Exercise description
Set down the material exactly, keeping every line whole.

Data records

· · · · ·

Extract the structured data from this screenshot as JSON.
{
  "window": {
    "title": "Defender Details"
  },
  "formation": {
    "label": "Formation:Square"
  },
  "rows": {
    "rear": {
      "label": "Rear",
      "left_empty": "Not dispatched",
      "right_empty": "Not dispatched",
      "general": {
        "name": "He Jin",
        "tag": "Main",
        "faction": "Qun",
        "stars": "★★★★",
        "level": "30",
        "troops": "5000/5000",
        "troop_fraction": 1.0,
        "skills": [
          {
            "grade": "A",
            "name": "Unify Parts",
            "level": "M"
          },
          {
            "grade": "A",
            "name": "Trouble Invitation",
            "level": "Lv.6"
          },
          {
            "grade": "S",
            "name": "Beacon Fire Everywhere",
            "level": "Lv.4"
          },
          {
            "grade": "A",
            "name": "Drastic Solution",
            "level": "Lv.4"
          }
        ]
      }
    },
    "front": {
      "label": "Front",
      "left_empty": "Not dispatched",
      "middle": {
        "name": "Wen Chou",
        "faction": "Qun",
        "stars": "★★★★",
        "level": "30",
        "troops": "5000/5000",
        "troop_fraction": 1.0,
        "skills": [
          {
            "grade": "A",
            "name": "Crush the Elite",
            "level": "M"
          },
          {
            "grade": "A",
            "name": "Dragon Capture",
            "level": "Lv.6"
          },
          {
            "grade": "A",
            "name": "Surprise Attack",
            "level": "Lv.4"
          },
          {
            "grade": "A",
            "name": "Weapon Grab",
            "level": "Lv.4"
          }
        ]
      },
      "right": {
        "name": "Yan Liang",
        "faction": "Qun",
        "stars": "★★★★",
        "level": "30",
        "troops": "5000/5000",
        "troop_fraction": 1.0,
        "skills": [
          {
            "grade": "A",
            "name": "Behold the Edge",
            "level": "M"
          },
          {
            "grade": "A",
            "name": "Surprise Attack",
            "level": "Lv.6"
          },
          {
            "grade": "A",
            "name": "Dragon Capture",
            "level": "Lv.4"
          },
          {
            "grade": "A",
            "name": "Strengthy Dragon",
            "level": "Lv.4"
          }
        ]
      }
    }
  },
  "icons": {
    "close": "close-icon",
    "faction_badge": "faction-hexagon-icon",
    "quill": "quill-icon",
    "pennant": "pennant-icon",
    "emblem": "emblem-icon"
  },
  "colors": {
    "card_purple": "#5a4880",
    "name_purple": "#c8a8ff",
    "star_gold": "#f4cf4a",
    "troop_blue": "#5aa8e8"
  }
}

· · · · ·

Exercise output
Extract the structured data from this screenshot as JSON.
{
  "window": {
    "title": "Defender Details"
  },
  "formation": {
    "label": "Formation:Square"
  },
  "rows": {
    "rear": {
      "label": "Rear",
      "left_empty": "Not dispatched",
      "right_empty": "Not dispatched",
      "general": {
        "name": "He Jin",
        "tag": "Main",
        "faction": "Qun",
        "stars": "★★★★",
        "level": "30",
        "troops": "5000/5000",
        "troop_fraction": 1.0,
        "skills": [
          {
            "grade": "A",
            "name": "Unify Parts",
            "level": "M"
          },
          {
            "grade": "A",
            "name": "Trouble Invitation",
            "level": "Lv.6"
          },
          {
            "grade": "S",
            "name": "Beacon Fire Everywhere",
            "level": "Lv.4"
          },
          {
            "grade": "A",
            "name": "Drastic Solution",
            "level": "Lv.4"
          }
        ]
      }
    },
    "front": {
      "label": "Front",
      "left_empty": "Not dispatched",
      "middle": {
        "name": "Wen Chou",
        "faction": "Qun",
        "stars": "★★★★",
        "level": "30",
        "troops": "5000/5000",
        "troop_fraction": 1.0,
        "skills": [
          {
            "grade": "A",
            "name": "Crush the Elite",
            "level": "M"
          },
          {
            "grade": "A",
            "name": "Dragon Capture",
            "level": "Lv.6"
          },
          {
            "grade": "A",
            "name": "Surprise Attack",
            "level": "Lv.4"
          },
          {
            "grade": "A",
            "name": "Weapon Grab",
            "level": "Lv.4"
          }
        ]
      },
      "right": {
        "name": "Yan Liang",
        "faction": "Qun",
        "stars": "★★★★",
        "level": "30",
        "troops": "5000/5000",
        "troop_fraction": 1.0,
        "skills": [
          {
            "grade": "A",
            "name": "Behold the Edge",
            "level": "M"
          },
          {
            "grade": "A",
            "name": "Surprise Attack",
            "level": "Lv.6"
          },
          {
            "grade": "A",
            "name": "Dragon Capture",
            "level": "Lv.4"
          },
          {
            "grade": "A",
            "name": "Strengthy Dragon",
            "level": "Lv.4"
          }
        ]
      }
    }
  },
  "icons": {
    "close": "close-icon",
    "faction_badge": "faction-hexagon-icon",
    "quill": "quill-icon",
    "pennant": "pennant-icon",
    "emblem": "emblem-icon"
  },
  "colors": {
    "card_purple": "#5a4880",
    "name_purple": "#c8a8ff",
    "star_gold": "#f4cf4a",
    "troop_blue": "#5aa8e8"
  }
}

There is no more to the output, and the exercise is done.